Date of Award
Evidence-Based Project Report
Doctor of Nursing Practice (DNP)
Julie A. Koch
Cardiovascular disease (CVD) is the leading cause of morbidity and mortality for adults in the United States. The three main risk factors for the development of CVD include hypertension, high cholesterol, and tobacco use; these factors are largely prevented or reduced through lifestyle modifications. Researchers indicate that knowledge of CVD mortality has been linked with individual action to reduce one’s CVD risk. Researchers have also indicated that segments of our underserved society, particularly those with the highest CVD mortality rates, are also the least knowledgeable about CVD and their own personal risk. These risk factors were a concern within the targeted population for this EBP project: adult patients at a rural Midwest outpatient health center. Using the Stetler Model and Kotter’s Eight Stages of Change as guides, this EBP project was implemented with the objective of evaluating the effectiveness of video plus written education materials on CVD knowledge levels among adults with one or more risk factors for the development of CVD. Over an 8-week period, a total of 100 adult patients were asked to watch a 3-minute NHLBI video and provided a CDC written handout on CVD risk factors before their regularly scheduled appointments. Pre- and post-test knowledge tests were collected on 57 adults who completed the entire project. A paired sample t-test demonstrated that the educational intervention significantly increased patient’s CVD knowledge (p < .001). Sixty-eight percent of patients reported they would change their lifestyle habits to reduce their CVD risk factors as a result of this education. The findings suggest this educational strategy resulted in overall favorable effects on patients with CVD risk factors.

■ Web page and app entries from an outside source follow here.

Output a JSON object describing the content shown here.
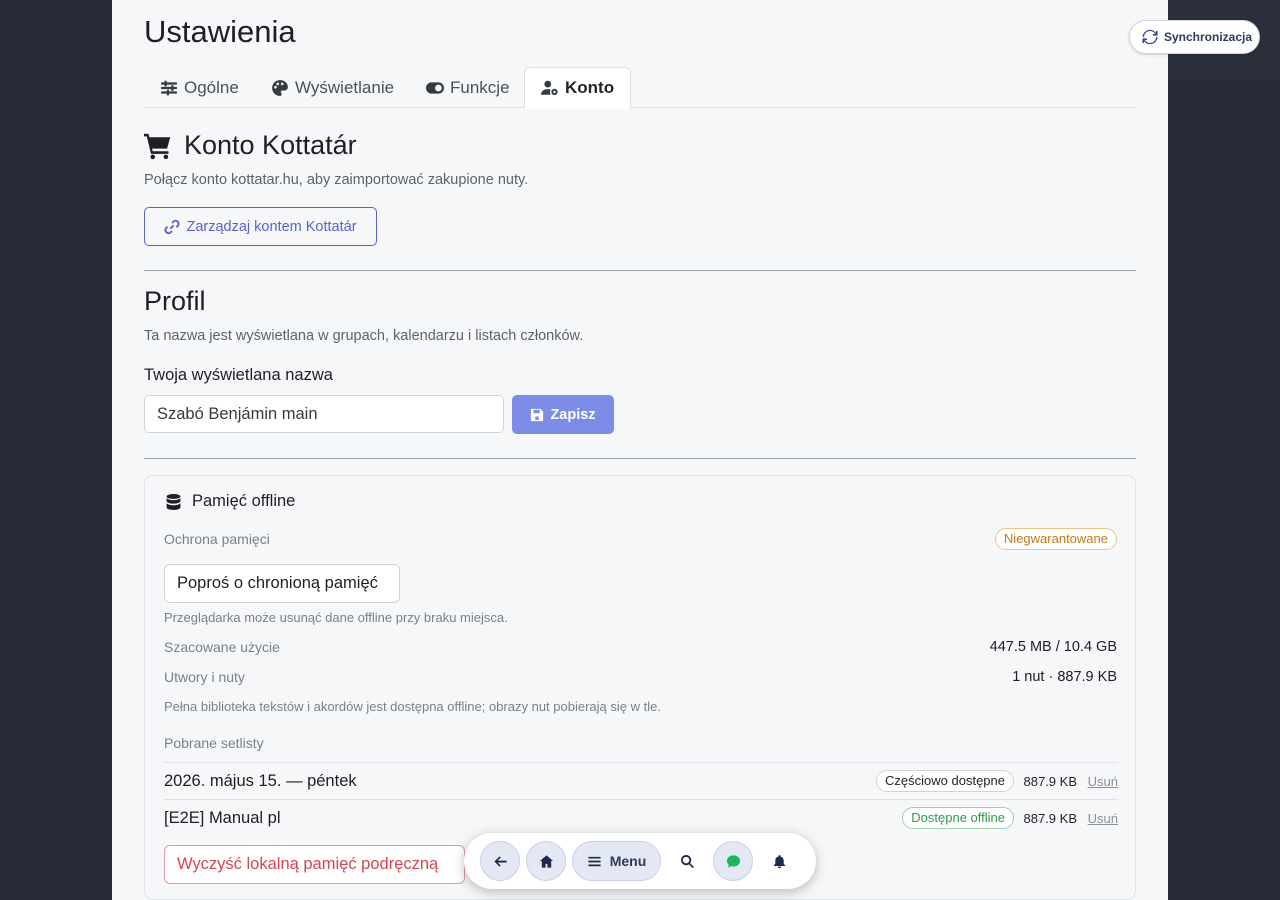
{
  "page": {
    "title": "Ustawienia"
  },
  "tabs": [
    {
      "label": "Ogólne",
      "icon": "sliders-icon"
    },
    {
      "label": "Wyświetlanie",
      "icon": "palette-icon"
    },
    {
      "label": "Funkcje",
      "icon": "toggle-icon"
    },
    {
      "label": "Konto",
      "icon": "user-gear-icon",
      "active": true
    }
  ],
  "kottatar": {
    "heading": "Konto Kottatár",
    "description": "Połącz konto kottatar.hu, aby zaimportować zakupione nuty.",
    "manage_button": "Zarządzaj kontem Kottatár"
  },
  "profile": {
    "heading": "Profil",
    "description": "Ta nazwa jest wyświetlana w grupach, kalendarzu i listach członków.",
    "name_label": "Twoja wyświetlana nazwa",
    "name_value": "Szabó Benjámin main",
    "save_button": "Zapisz"
  },
  "offline": {
    "title": "Pamięć offline",
    "protection_label": "Ochrona pamięci",
    "protection_badge": "Niegwarantowane",
    "request_button": "Poproś o chronioną pamięć",
    "request_note": "Przeglądarka może usunąć dane offline przy braku miejsca.",
    "usage_label": "Szacowane użycie",
    "usage_value": "447.5 MB / 10.4 GB",
    "songs_label": "Utwory i nuty",
    "songs_value": "1 nut · 887.9 KB",
    "library_note": "Pełna biblioteka tekstów i akordów jest dostępna offline; obrazy nut pobierają się w tle.",
    "setlists_label": "Pobrane setlisty",
    "setlists": [
      {
        "name": "2026. május 15. — péntek",
        "status": "Częściowo dostępne",
        "size": "887.9 KB",
        "remove": "Usuń"
      },
      {
        "name": "[E2E] Manual pl",
        "status": "Dostępne offline",
        "size": "887.9 KB",
        "remove": "Usuń"
      }
    ],
    "clear_button": "Wyczyść lokalną pamięć podręczną"
  },
  "sync": {
    "label": "Synchronizacja"
  },
  "bottom_nav": {
    "menu_label": "Menu"
  },
  "colors": {
    "accent": "#5b63c7",
    "save_bg": "#7d8ce6",
    "danger": "#d64550",
    "warning": "#c27a1a",
    "success": "#2e9a4f",
    "sidebar_bg": "#272a35"
  }
}
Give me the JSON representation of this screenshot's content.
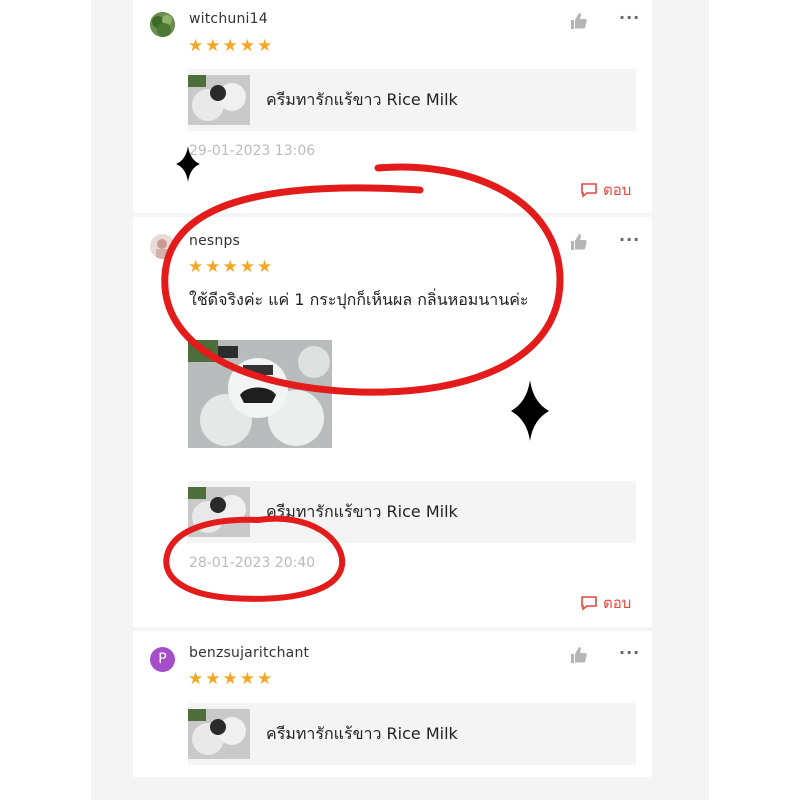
{
  "reviews": [
    {
      "username": "witchuni14",
      "stars": "★★★★★",
      "rating": 5,
      "product_name": "ครีมทารักแร้ขาว Rice Milk",
      "date": "29-01-2023 13:06",
      "reply_label": "ตอบ",
      "avatar_icon": "leaf-avatar-icon"
    },
    {
      "username": "nesnps",
      "stars": "★★★★★",
      "rating": 5,
      "review_text": "ใช้ดีจริงค่ะ แค่ 1 กระปุกก็เห็นผล กลิ่นหอมนานค่ะ",
      "product_name": "ครีมทารักแร้ขาว Rice Milk",
      "date": "28-01-2023 20:40",
      "reply_label": "ตอบ",
      "avatar_icon": "photo-avatar-icon"
    },
    {
      "username": "benzsujaritchant",
      "avatar_letter": "P",
      "stars": "★★★★★",
      "rating": 5,
      "product_name": "ครีมทารักแร้ขาว Rice Milk"
    }
  ],
  "icons": {
    "like": "thumbs-up-icon",
    "more": "more-options-icon",
    "reply": "comment-icon"
  },
  "colors": {
    "accent": "#e8453c",
    "star": "#f5a623",
    "avatar_purple": "#a64dc9",
    "annotation_red": "#e31b1b"
  }
}
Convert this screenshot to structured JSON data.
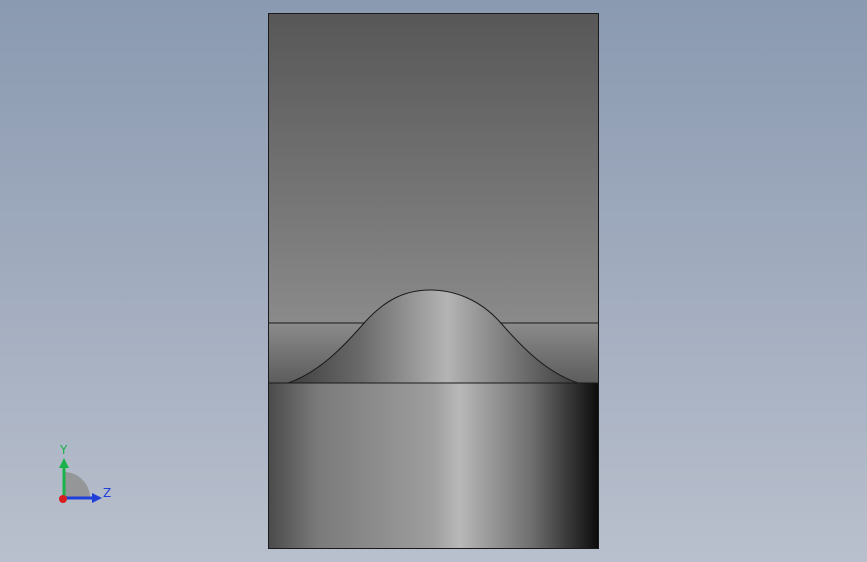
{
  "viewport": {
    "background_top": "#8a9ab1",
    "background_bottom": "#b9c0cd"
  },
  "model": {
    "type": "3d-part-view",
    "edge_color": "#1a1a1a"
  },
  "triad": {
    "y_label": "Y",
    "z_label": "Z",
    "y_color": "#19b24b",
    "z_color": "#1f3fd8",
    "x_color": "#d81e1e"
  }
}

Ostrowski-Winkler, Lauren A., "The Effects of Education on Cardiovascular Disease Knowledge" (2014). Evidence-Based Practice Project Reports. 59.